For Jessica, the opportunity to return to the Adrienne Winkelmann fold came at a time in her life where she was looking for the next challenge, having closed the doors on fashion label Harman Grubisa - which she co-founded and co-designed with friend and business partner Madeleine Harman - towards the end of 2019.
The duo’s sophisticated designs were widely lauded, winning the prestigious Australia/New Zealand regional International Woolmark Prize in 2017. Finding her feet at Adrienne Winkelmann, that same passion for sophisticated, luxurious fashion is what excites Jessica most.
“I do think that Harman Grubisa led me here,” the 31-year-old says, reflectively. “Everything I achieved and learned with HG, I’m putting into practice here. Adrienne has always been my favourite New Zealand designer and has always been a pinnacle of what I think fashion should be. To work with Adrienne, and focus on an exciting new future is so rewarding. I have been inspired by the women that come into the store and the relationship Adrienne has with her clients.”
The pair share a warm, mutual respect for each other in their combined efforts to make women look and feel good.
“Creatively, we work across everything together,” says Adrienne, the elusive designer explaining that this is the first time she’s ever worked with someone else on her brand. “I design very organically, thinking about a range six weeks beforehand. Jessica fell into that process very easily.
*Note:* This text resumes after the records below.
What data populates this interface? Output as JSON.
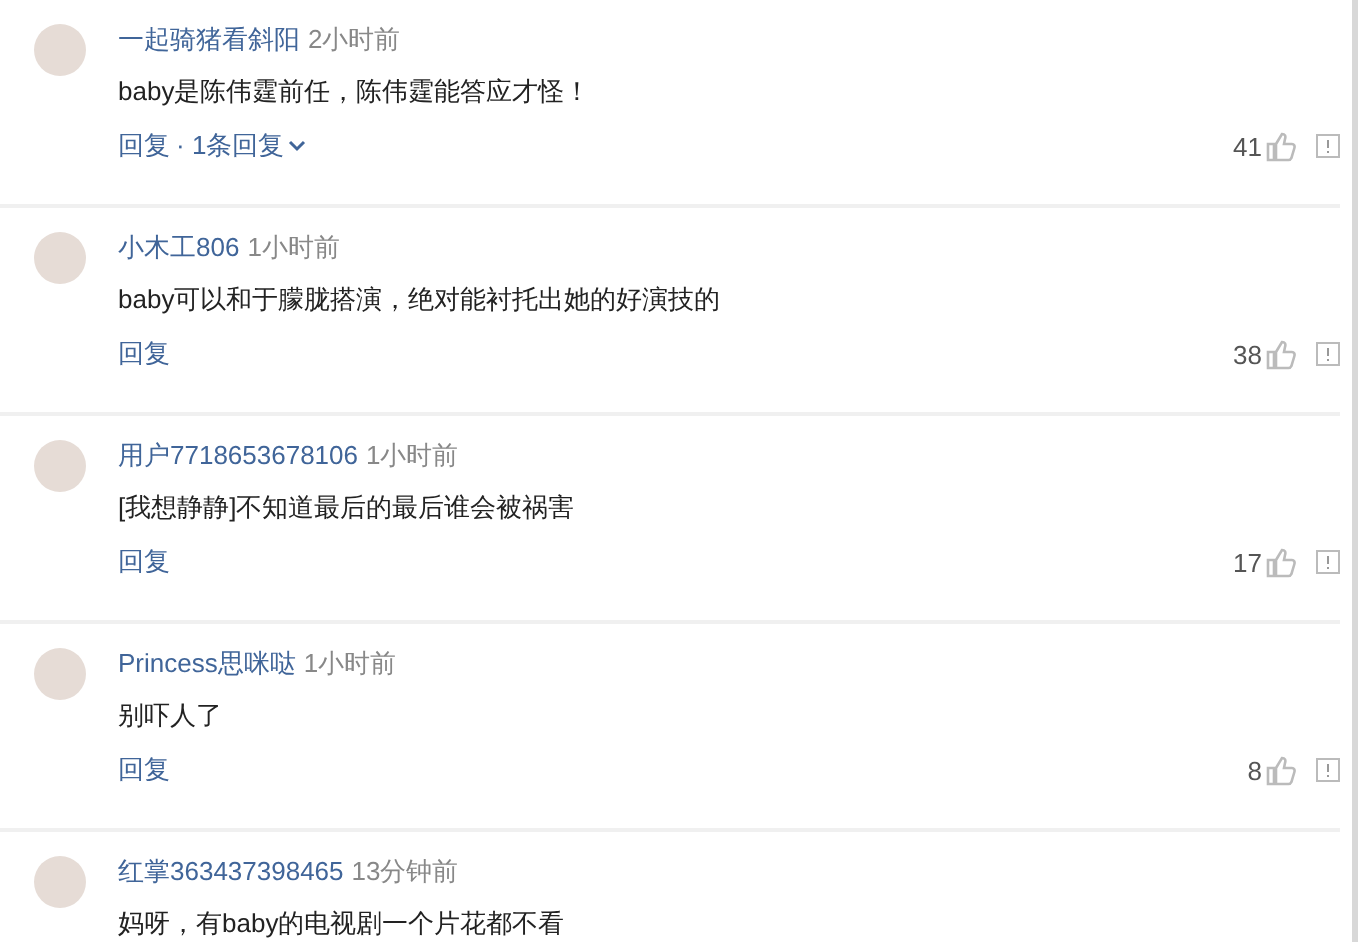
{
  "comments": [
    {
      "user": "一起骑猪看斜阳",
      "time": "2小时前",
      "text": "baby是陈伟霆前任，陈伟霆能答应才怪！",
      "reply": "回复",
      "replies": "· 1条回复",
      "likes": "41"
    },
    {
      "user": "小木工806",
      "time": "1小时前",
      "text": "baby可以和于朦胧搭演，绝对能衬托出她的好演技的",
      "reply": "回复",
      "likes": "38"
    },
    {
      "user": "用户7718653678106",
      "time": "1小时前",
      "text": "[我想静静]不知道最后的最后谁会被祸害",
      "reply": "回复",
      "likes": "17"
    },
    {
      "user": "Princess思咪哒",
      "time": "1小时前",
      "text": "别吓人了",
      "reply": "回复",
      "likes": "8"
    },
    {
      "user": "红掌363437398465",
      "time": "13分钟前",
      "text": "妈呀，有baby的电视剧一个片花都不看"
    }
  ]
}
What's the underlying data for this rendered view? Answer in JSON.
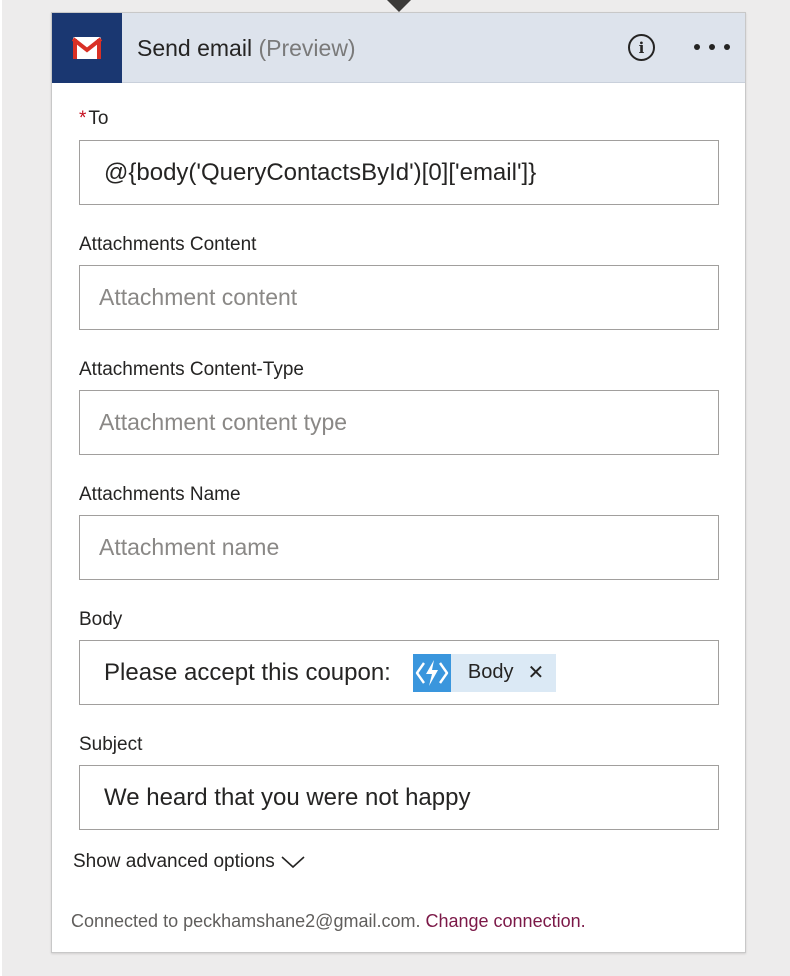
{
  "header": {
    "title": "Send email",
    "suffix": "(Preview)",
    "app_icon": "gmail-icon",
    "info_icon": "info-icon",
    "more_icon": "more-options-icon",
    "accent_color": "#1a3771"
  },
  "fields": {
    "to": {
      "required_mark": "*",
      "label": "To",
      "value": "@{body('QueryContactsById')[0]['email']}"
    },
    "attachments_content": {
      "label": "Attachments Content",
      "placeholder": "Attachment content"
    },
    "attachments_content_type": {
      "label": "Attachments Content-Type",
      "placeholder": "Attachment content type"
    },
    "attachments_name": {
      "label": "Attachments Name",
      "placeholder": "Attachment name"
    },
    "body": {
      "label": "Body",
      "text": "Please accept this coupon:",
      "token": {
        "label": "Body",
        "remove": "✕",
        "icon": "azure-function-icon",
        "color": "#3a96dd"
      }
    },
    "subject": {
      "label": "Subject",
      "value": "We heard that you were not happy"
    }
  },
  "advanced": {
    "label": "Show advanced options",
    "icon": "chevron-down-icon"
  },
  "footer": {
    "connected_text": "Connected to peckhamshane2@gmail.com.",
    "change_link": "Change connection."
  }
}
As soon as we started working together we were on the same page, particularly because we both have a passion for tailoring.”
With emerging design talent Sam Malloy also in the team, Adrienne is learning to appreciate the new energy around her. “It’s good to have younger designers because they push your aesthetics,” she says. “Sam’s been with us for two years and is another crazy Croat!” the pair laugh.
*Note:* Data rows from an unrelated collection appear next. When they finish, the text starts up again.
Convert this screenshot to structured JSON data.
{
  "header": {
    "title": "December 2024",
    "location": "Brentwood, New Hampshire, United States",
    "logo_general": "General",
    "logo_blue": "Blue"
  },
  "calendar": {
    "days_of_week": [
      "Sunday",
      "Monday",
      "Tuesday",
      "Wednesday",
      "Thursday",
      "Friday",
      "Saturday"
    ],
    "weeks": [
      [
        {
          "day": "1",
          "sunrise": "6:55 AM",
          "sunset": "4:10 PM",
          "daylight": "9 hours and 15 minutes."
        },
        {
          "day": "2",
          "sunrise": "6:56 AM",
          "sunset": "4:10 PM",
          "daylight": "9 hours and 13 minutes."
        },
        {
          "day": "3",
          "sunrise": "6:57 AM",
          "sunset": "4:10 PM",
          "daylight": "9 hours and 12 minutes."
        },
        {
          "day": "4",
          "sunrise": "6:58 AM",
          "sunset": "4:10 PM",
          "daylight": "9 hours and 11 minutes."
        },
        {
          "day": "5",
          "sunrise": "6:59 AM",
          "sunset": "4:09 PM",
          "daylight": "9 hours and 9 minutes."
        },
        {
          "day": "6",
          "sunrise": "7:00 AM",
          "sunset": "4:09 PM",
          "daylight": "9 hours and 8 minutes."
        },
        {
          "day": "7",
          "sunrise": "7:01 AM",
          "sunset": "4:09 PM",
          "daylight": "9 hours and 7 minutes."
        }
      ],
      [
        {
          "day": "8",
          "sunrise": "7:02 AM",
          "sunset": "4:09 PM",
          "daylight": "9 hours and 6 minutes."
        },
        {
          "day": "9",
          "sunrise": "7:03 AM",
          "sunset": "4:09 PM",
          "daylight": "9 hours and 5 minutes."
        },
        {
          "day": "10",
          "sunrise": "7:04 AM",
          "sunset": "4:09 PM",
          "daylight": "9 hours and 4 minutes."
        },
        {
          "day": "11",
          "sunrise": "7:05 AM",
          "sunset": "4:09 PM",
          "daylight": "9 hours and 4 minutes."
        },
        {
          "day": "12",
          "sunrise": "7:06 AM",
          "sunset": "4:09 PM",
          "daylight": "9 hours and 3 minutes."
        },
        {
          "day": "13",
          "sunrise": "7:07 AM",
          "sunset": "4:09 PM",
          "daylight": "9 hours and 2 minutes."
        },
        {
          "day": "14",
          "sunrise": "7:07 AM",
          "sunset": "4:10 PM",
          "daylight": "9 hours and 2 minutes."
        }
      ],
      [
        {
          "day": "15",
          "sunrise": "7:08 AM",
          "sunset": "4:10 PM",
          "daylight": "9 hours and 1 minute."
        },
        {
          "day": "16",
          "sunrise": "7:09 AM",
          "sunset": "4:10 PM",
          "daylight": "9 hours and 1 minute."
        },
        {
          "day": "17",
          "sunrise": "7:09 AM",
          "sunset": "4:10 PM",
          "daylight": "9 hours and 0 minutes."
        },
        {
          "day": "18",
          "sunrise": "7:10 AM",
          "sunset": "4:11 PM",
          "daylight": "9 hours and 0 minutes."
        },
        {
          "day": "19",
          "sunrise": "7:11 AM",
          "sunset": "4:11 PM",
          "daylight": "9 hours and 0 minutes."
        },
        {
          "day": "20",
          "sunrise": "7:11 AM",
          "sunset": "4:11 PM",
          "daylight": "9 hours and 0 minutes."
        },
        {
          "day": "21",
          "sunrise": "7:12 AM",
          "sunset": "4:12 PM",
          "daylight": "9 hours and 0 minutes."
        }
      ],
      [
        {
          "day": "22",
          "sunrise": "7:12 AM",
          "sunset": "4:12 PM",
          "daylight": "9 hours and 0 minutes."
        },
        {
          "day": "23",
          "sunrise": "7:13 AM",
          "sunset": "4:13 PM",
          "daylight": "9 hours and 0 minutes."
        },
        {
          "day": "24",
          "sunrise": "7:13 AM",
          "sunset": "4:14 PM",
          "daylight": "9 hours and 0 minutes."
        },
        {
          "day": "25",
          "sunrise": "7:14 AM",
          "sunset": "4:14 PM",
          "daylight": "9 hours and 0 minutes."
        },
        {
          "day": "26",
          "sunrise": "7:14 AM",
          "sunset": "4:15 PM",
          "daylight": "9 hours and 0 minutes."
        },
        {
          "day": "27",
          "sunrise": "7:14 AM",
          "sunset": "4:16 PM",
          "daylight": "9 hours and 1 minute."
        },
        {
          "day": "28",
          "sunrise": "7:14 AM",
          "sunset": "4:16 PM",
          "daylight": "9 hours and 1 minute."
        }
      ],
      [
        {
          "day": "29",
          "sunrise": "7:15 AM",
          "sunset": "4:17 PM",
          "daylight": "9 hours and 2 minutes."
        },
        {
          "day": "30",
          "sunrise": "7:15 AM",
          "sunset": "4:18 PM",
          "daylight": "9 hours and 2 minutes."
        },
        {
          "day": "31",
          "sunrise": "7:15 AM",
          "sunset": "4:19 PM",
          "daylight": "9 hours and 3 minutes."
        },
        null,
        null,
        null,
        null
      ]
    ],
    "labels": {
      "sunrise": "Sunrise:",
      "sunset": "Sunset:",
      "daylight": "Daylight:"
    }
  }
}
Since coming on board in February, Jessica has already worked across two collections interrupted by Covid-19. “It was baptism by fire!” says Adrienne, however, despite the challenges, Jessica has managed to help steer the brand in a fresh direction including helping drive the brand’s debut into e-commerce.
“We had no idea about e-com,” says Adrienne “and missy here came along and pulled us up by the straps.” During lockdown, Jessica drove the creation of their glamorous face masks - one dripping in crystal embellishment was a surprise hot-seller.
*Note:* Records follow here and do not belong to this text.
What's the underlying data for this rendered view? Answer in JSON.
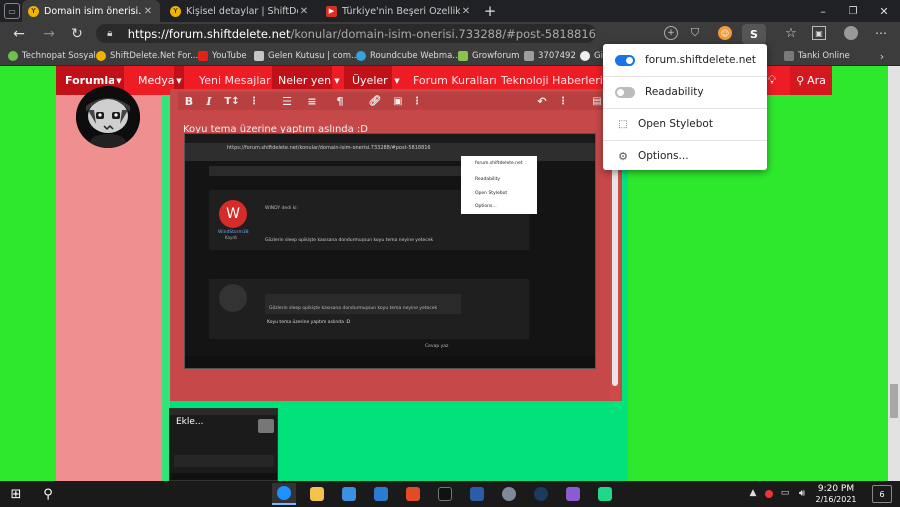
{
  "tabs": [
    {
      "label": "Domain isim önerisi. | ShiftDelete",
      "active": true,
      "favicon_color": "#f0b400"
    },
    {
      "label": "Kişisel detaylar | ShiftDelete.Net",
      "active": false,
      "favicon_color": "#f0b400"
    },
    {
      "label": "Türkiye'nin Beşeri Özellikleri (Yav",
      "active": false,
      "favicon_color": "#d93025"
    }
  ],
  "window_controls": {
    "minimize": "–",
    "maximize": "❐",
    "close": "✕"
  },
  "address": {
    "host": "https://forum.shiftdelete.net",
    "path": "/konular/domain-isim-onerisi.733288/#post-5818816"
  },
  "bookmarks": [
    "Technopat Sosyal",
    "ShiftDelete.Net For...",
    "YouTube",
    "Gelen Kutusu | com...",
    "Roundcube Webma...",
    "Growforum",
    "3707492",
    "Gi",
    "Tanki Online"
  ],
  "forum_nav": {
    "items": [
      "Forumlar",
      "Medya",
      "Yeni Mesajlar",
      "Neler yeni",
      "Üyeler",
      "Forum Kuralları",
      "Teknoloji Haberleri"
    ],
    "search": "Ara"
  },
  "editor": {
    "post_text": "Koyu tema üzerine yaptım aslında :D"
  },
  "popup": {
    "site": "forum.shiftdelete.net",
    "readability": "Readability",
    "open": "Open Stylebot",
    "options": "Options...",
    "site_enabled": true,
    "readability_enabled": false
  },
  "thumbnail": {
    "label": "Ekle..."
  },
  "embedded": {
    "url": "https://forum.shiftdelete.net/konular/domain-isim-onerisi.733288/#post-5818816",
    "username": "WindStorm38",
    "rank": "Kayıtlı",
    "user_title": "WINDY dedi ki:",
    "post1": "Gözlerin sleep opikişte kasısana dondurmuşsun koyu tema neyine yetecek",
    "reply_quote": "Gözlerin sleep opikişte kasısana dondurmuşsun koyu tema neyine yetecek",
    "reply_text": "Koyu tema üzerine yaptım aslında :D",
    "post_btn": "Cevap yaz",
    "popup_items": [
      "forum.shiftdelete.net",
      "Readability",
      "Open Stylebot",
      "Options..."
    ]
  },
  "clock": {
    "time": "9:20 PM",
    "date": "2/16/2021"
  },
  "notifications": "6",
  "colors": {
    "nav_red": "#ee1c24",
    "nav_dark": "#c01018",
    "green": "#2ee82e",
    "teal": "#02e27a",
    "editor": "#c64848",
    "toggle_on": "#1a73e8"
  }
}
Today, the designer duo is excited about the release of a 40-piece sub-brand simply called AW, aimed at offering solutions for busy women who require easy work-to-weekend essentials you can throw in a gentle machine wash.
The concept is not unlike Donna Karan’s popular “Seven Essentials” capsule line introduced in 1985 - designs created to help career women make easy decisions about what to wear.
“Every piece we’ve based on an archive piece made with heritage fabrics; clothes that women can wear with ease that still have the same qualities that Adrienne strives for,” says Jessica.
“There’s a lot of busy women like myself,” says Adrienne, “who work very long hours. Come Sunday and you join the family and wonder ‘what am I going to wear?’ because you’re so keyed into what you have to wear as an executive, so this collection is filling the void of all those things.”
The new collection marks a promising future for this partnership, which has become an endearing conversation between established and new. “I guess you could say I was a little arrogant with my brand because it’s been successful,” says Adrienne. “We’d just do it my way and that was the way it was. With Covid you can’t be arrogant. Fashion is a hard business. There’s no room for lazy people.
“You’ve got to be a workaholic and really love it, otherwise you just don’t succeed,” she says.
“But what I’ve learned from Jess is the power in being spontaneous - and to remember to laugh a bit more.”
- The new AW by Adrienne Winkelmann collection is available from today. Adriennewinkelmann.co.nz